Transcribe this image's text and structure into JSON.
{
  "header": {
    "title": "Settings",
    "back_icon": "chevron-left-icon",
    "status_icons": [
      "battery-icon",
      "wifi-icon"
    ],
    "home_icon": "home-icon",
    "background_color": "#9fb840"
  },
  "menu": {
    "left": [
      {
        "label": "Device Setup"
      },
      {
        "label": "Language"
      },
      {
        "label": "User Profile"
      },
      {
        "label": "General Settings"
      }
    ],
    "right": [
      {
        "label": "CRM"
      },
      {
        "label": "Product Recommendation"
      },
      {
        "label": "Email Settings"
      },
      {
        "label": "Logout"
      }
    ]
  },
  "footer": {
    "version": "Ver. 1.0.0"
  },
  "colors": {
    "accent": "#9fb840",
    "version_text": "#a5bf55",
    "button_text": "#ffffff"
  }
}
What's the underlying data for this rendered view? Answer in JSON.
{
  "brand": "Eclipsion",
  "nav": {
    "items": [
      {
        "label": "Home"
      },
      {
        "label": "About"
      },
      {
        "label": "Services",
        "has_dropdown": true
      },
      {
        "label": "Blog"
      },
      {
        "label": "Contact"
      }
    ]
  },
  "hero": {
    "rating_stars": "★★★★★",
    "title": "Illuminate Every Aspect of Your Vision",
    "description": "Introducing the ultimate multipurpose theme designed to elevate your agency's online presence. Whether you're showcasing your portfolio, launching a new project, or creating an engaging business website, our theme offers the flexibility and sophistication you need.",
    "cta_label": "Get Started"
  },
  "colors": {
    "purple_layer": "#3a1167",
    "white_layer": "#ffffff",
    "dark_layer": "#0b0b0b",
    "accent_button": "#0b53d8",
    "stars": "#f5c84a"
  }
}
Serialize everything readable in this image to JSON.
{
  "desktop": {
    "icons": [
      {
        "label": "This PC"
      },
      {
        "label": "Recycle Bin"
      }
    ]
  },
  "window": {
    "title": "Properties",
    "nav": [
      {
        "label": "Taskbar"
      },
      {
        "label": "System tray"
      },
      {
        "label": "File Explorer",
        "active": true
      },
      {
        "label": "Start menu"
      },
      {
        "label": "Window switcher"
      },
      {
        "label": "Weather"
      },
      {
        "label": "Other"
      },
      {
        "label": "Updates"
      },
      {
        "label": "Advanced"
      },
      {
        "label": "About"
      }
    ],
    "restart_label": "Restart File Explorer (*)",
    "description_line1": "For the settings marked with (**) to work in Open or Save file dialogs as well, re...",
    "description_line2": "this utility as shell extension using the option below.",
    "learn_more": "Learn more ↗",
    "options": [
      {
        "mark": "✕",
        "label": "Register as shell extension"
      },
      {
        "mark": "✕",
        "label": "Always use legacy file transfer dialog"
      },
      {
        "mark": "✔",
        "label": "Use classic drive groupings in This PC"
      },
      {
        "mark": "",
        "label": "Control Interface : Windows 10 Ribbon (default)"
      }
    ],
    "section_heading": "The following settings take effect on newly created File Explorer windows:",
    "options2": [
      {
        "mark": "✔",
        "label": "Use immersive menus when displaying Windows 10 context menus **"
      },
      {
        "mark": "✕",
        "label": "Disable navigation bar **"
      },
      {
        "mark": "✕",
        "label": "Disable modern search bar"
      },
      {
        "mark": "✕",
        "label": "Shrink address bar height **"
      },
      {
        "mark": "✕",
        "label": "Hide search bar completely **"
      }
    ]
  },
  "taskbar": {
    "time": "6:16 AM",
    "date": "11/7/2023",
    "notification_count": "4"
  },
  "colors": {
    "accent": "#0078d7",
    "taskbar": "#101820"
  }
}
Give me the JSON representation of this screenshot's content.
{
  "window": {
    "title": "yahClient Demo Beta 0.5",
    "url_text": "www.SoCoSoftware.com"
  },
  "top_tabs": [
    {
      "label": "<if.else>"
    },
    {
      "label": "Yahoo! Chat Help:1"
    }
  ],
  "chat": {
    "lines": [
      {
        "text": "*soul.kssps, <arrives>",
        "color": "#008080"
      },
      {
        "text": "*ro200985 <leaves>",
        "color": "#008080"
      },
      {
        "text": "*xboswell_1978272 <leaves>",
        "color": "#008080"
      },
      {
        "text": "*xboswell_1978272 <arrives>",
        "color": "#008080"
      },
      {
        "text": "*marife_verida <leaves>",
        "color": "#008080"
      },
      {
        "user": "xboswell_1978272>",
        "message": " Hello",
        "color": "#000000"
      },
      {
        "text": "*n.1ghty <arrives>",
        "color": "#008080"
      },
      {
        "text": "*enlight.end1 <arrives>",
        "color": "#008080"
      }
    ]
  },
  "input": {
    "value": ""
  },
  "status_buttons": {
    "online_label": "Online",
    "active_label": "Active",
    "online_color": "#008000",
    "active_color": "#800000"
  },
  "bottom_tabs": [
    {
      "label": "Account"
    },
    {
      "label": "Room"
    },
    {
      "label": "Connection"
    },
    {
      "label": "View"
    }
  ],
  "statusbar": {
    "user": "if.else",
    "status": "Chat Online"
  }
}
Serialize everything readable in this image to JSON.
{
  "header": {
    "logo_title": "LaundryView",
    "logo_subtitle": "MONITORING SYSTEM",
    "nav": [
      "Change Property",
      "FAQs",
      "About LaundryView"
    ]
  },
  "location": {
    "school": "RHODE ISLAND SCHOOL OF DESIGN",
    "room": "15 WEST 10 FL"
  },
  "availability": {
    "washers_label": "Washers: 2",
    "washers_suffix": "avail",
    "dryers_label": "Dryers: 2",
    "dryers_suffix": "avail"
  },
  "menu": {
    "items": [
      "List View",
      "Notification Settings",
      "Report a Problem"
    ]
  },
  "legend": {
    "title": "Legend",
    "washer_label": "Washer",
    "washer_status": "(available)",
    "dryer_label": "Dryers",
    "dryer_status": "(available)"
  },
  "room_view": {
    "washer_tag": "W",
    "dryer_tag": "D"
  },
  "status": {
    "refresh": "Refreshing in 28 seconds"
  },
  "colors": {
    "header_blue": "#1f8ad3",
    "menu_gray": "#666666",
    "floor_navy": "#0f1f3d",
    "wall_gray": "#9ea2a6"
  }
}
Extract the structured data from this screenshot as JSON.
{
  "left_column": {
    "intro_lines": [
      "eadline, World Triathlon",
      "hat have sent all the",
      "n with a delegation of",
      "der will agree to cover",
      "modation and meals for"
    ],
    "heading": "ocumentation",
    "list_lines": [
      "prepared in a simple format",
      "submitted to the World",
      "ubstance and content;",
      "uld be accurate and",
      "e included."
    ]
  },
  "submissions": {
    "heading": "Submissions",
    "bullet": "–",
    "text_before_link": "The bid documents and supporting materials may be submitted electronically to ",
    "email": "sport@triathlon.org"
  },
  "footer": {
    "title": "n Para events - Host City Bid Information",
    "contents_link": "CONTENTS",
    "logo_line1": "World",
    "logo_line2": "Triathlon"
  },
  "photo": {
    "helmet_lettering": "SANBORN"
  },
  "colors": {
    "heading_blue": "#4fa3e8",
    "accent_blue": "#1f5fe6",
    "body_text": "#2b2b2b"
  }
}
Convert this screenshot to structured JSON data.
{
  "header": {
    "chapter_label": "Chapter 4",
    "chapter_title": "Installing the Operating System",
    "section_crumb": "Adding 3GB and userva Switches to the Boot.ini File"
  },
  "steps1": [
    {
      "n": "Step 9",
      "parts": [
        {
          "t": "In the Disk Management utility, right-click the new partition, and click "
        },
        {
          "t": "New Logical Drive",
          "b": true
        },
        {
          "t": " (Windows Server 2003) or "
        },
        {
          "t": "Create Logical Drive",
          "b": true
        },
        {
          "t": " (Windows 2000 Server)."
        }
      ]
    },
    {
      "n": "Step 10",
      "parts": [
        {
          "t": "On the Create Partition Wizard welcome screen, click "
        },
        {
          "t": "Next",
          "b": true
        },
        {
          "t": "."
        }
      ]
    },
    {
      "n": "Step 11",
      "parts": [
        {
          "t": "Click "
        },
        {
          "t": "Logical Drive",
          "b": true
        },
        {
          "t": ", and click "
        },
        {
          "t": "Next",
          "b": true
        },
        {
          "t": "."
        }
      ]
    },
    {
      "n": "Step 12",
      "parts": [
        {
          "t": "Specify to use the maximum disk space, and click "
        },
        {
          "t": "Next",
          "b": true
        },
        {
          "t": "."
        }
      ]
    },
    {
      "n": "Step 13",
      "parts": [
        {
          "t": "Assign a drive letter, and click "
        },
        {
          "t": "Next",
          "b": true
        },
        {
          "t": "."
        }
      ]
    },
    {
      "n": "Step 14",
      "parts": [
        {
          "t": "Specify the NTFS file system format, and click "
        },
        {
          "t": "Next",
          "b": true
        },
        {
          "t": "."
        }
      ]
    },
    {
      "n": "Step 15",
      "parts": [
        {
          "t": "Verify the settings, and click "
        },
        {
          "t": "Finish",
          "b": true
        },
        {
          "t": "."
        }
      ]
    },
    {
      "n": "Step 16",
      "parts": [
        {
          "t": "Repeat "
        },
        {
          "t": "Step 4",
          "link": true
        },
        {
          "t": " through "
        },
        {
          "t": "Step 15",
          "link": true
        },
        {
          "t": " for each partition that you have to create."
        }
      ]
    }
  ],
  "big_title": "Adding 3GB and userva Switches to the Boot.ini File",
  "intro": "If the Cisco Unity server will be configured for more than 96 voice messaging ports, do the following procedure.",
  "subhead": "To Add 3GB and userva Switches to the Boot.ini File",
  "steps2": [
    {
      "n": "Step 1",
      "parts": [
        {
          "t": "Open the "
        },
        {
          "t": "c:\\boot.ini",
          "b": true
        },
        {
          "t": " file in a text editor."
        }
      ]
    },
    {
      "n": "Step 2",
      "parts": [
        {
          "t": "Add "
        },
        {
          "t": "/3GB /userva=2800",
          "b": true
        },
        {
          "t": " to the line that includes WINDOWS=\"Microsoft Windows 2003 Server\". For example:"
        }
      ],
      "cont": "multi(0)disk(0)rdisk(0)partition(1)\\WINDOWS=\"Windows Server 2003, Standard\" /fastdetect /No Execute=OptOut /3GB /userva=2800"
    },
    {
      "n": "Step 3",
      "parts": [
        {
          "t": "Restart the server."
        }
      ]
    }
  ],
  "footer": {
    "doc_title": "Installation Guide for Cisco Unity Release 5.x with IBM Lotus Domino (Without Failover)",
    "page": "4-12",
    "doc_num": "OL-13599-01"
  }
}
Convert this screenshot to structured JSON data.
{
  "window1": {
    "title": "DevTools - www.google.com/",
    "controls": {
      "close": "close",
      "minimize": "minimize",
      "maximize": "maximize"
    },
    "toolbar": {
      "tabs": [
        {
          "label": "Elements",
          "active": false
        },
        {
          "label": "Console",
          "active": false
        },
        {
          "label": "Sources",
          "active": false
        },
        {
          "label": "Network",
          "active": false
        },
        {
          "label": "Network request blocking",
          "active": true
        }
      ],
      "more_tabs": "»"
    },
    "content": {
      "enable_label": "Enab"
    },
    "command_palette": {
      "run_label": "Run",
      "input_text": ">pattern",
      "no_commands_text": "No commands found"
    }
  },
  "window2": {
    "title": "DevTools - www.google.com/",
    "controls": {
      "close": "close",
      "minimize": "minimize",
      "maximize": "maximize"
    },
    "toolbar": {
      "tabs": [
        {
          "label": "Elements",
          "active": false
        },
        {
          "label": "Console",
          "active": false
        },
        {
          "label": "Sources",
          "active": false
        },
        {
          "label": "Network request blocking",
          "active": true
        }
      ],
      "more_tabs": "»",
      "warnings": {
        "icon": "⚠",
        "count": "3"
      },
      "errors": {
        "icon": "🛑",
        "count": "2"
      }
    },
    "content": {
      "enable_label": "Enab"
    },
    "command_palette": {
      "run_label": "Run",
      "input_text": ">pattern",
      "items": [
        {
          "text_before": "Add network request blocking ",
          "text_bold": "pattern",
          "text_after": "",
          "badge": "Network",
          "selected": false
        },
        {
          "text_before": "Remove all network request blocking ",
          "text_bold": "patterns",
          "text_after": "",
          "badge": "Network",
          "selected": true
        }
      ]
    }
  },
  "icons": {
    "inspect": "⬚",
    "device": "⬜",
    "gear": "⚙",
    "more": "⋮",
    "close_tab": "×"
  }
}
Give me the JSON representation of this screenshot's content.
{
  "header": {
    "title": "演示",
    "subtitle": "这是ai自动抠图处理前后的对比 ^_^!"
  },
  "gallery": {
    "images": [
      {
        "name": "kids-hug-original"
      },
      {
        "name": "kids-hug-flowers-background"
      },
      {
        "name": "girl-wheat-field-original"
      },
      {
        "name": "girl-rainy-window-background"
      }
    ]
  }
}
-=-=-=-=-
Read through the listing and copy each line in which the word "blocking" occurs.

          "label": "Network request blocking",
          "label": "Network request blocking",
          "text_before": "Add network request blocking ",
          "text_before": "Remove all network request blocking ",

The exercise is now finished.